If you have diabetes, heart disease can be a serious concern. In fact, cardiovascular disease leading to heart attack or stroke is by far the leading cause of death in both men and women with diabetes, says Dr. Ganda, a board-certified specialist in Internal Medicine, Endocrinology and Metabolism and a professor of medicine at Harvard Medical School. "The good news is that there are steps to take to reduce your risk for heart disease if you have diabetes," says Dr. Ganda.
- Control your weight. One of the most important things you can do if you have diabetes is maintain a healthy weight. If you are overweight, talk to a registered dietitian about healthy ways to lose weight.
- Get regular physical activity. There is a significant body of research that proves the myriad cardiovascular benefits of regular physical activity (that goes beyond weight loss). Start off slowly, and build a plan that works well for you and meets your needs. Joslin offers one-on-one consultations with clinical exercise physiologists that are covered by many insurance providers. These sessions are considered diabetes education—not training sessions—and can start you on the path toward physical fitness.
- Don’t smoke. If you already do, make plans to begin a smoking cessation program. "Nicotine narrows and restricts blood vessels; diabetes will also do the same thing to your blood vessels.. You can't change having diabetes. But you can stop damage caused by nicotine," says Dr. Ganda.
- Maintain tight control over glucose. Tight control can prevent many complications from diabetes and also protects your heart. Shoot for an A1C reading of less than 7%.
- Lower your LDL cholesterol (the "bad" type). Both the American Diabetes Association and the American Heart Association recommend an LDL cholesterol goal of less than 100 mg/dl. Dr. Ganda recommends eating fiber-rich foods, such as fruits, vegetables, and whole grains. Also, he recommends asking your healthcare provider about omega-3 fish oil supplements.
- Control your blood pressure. All people with diabetes should aim for a blood pressure reading of less than 130/80, advises Dr. Ganda.
- Consider incorporating aspirin into your daily routine.

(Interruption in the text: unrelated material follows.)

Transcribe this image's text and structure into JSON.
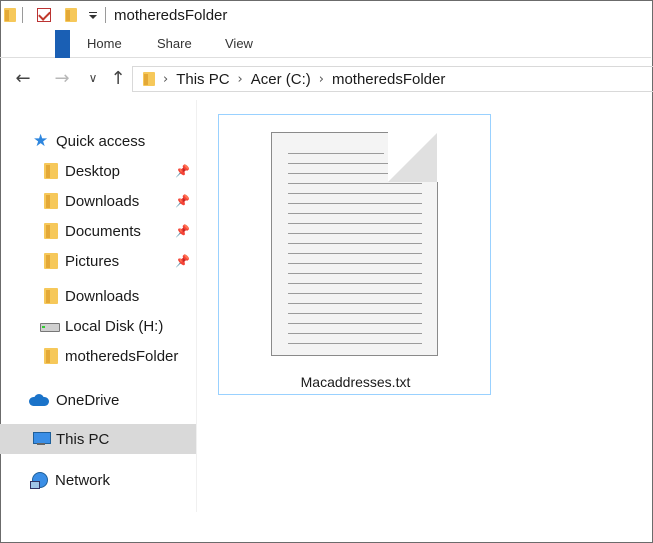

If you are older than thirty years of age, you may want to speak to your doctor about taking a baby aspirin daily. In addition, taking a multivitamin can be extremely helpful for those with diabetes, says Dr. Ganda.
Learn about Joslin’s Cardiovascular Risk Reduction Clinic and how we can help lower your risk for heart conditions
Although this content is reviewed by Joslin Diabetes Center healthcare professionals it is not intended to replace the medical advice of your doctor or healthcare provider. Please consult your healthcare provider for advice about a specific medical condition